Skinner, whose ability to also play at blindside flanker made him a probable member of the final 31-man party, was helped off before the hour with a serious-looking hamstring injury. The Exeter forward was due to undergo a scan on Saturday evening, but his prospects of making it to Japan now appear forlorn.

Seymour, forced off in the 17th minute, and Thomson, who departed early in the second half on his Test debut, will both be subject to head injury protocols after failing their assessments. Particular care will be exercised with Thomson, who only returned for the Scarlets at the end of last season after a concussion sustained in November kept him out for five months.

Townsend, set to name his final squad on 3 September, confirmed that all three players are likely to miss this week’s trip to Tbilisi, where Scotland will become the first tier-one nation to play in Georgia next Saturday, before facing the same opponents at Murrayfield in their final warm-up Test.
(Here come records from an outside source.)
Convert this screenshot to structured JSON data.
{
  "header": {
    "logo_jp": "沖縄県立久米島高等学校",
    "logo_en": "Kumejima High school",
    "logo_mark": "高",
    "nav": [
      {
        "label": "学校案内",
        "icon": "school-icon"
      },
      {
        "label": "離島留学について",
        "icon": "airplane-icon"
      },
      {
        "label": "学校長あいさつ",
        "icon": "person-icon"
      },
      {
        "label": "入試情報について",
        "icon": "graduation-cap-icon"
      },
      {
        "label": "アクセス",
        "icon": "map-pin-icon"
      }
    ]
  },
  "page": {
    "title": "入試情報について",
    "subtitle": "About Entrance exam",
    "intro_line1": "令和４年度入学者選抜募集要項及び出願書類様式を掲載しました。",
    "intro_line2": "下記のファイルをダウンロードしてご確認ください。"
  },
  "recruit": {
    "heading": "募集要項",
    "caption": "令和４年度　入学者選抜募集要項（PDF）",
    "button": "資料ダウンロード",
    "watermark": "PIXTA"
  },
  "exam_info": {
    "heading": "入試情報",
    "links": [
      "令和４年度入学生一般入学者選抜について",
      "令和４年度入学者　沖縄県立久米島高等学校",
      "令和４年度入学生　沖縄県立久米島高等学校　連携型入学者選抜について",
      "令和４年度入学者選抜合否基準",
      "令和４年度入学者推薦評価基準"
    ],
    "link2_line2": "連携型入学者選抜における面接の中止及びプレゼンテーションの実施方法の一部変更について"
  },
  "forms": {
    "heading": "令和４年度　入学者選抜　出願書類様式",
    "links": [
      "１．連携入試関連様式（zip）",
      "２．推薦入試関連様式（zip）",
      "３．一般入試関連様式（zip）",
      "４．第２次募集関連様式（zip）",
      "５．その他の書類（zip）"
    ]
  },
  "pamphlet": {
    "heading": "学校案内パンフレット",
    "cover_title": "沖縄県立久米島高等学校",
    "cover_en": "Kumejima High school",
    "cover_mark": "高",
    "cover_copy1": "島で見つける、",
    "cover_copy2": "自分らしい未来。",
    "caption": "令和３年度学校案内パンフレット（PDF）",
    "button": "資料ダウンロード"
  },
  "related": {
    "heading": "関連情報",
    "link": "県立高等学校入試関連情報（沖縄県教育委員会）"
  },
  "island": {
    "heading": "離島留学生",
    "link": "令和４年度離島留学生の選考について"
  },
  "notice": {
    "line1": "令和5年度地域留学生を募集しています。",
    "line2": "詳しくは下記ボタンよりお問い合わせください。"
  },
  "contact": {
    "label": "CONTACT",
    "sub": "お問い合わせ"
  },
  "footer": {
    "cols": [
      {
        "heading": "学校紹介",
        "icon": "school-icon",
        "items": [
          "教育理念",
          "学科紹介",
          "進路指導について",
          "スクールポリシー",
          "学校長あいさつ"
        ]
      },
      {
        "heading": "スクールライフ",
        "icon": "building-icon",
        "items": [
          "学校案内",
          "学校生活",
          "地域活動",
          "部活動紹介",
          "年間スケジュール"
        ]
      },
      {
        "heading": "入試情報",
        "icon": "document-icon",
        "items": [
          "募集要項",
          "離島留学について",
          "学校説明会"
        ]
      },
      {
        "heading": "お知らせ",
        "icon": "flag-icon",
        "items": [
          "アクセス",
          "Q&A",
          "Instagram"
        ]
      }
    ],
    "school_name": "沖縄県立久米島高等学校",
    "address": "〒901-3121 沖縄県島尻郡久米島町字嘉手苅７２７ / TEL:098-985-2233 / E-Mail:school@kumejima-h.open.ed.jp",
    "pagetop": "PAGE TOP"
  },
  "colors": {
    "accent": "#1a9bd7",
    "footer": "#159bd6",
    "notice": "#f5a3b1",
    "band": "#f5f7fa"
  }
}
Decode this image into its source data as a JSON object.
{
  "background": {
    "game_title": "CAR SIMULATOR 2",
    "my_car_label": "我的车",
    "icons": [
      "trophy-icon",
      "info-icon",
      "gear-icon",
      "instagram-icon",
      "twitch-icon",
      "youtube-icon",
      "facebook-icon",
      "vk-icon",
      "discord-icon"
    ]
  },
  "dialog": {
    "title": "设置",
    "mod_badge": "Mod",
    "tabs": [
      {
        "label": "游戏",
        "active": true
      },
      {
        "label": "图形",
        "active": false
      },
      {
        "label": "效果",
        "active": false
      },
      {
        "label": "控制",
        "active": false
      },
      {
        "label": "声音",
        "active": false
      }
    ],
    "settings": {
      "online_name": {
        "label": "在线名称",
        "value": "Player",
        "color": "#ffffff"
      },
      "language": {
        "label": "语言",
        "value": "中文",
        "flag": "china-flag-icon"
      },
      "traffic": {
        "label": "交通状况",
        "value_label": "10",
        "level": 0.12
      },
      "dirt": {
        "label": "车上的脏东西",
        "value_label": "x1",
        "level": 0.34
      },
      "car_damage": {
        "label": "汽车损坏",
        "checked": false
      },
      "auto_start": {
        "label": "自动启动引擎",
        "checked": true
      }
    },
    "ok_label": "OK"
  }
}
While the head coach took heart from an improved defensive display, as in Nice they conceded a try inside two minutes. Peter Horne, with the French defence up fast, threw a terrible pass that was picked off by Penaud, who raced home from halfway untouched.

Thomas Ramos converted for an early 7-0 lead, but Greig Laidlaw, returning to the side as captain, got Scotland on the board with a penalty in the fifth minute.

Thomson’s first major contribution was a thumping hit on halfway that led to a turnover, only for Scotland to waste Maitland’s break down the left when Ryan Wilson was penalised for going off his feet.

That aside, Wilson surely laid claim to one of the likely five back-row spots in the World Cup squad with a combative display, Hamish Watson’s return at openside also galvanising the Scots. Of the other World Cup hopefuls, Skinner showed up well until his untimely injury, and second-row partner Scott Cummings grafted hard on his first Test start. In midfield, Horne recovered well from his early lapse and Harris capped a solid outing with a well-taken try. Whether it is enough to edge him ahead of Huw Jones remains to be seen.

Ryan Wilson of Scotland takes the ball from a line-out. Photograph: Mark Runnacles/Getty Images

The second French try was again soft from a Scottish perspective. Centre Sofiane Guitoune motored through a yawning gap before feeding Penaud on the right flank for an easy run-in.

Props Willem Nel and Gordon Reid brought stability to the scrum though and Scotland got they fillip they needed just before half-time. Blair Kinghorn, on as a replacement for Seymour, snaffled a long pass intended for Penaud in the French 22. Harris kept it alive, and swift recycling saw Finn Russell put Maitland over in the left corner.

Laidlaw added a majestic touchline conversion to give the half-time score a far healthier sheen from a home perspective.

The hosts butchered a chance to take the lead on the resumption when Russell’s cross-kick found Kinghorn on the right flank but Stuart Hogg could not take his inside pass.

Scotland were ahead in the 58th minute, Wilson and Watson taking them to within a metre of the French line before Harris barrelled onto Laidlaw’s short pass to dive over at the posts.

Laidlaw’s conversion took Scotland 17-14 clear, and they might have had further tries, Hogg claiming his own kick ahead in a thrilling break before a knock-on killed the move.

“It was not a perfect performance clearly,” said Townsend. “But I was satisfied to see how the players found a way to win against a team that beat them comfortably a week ago.”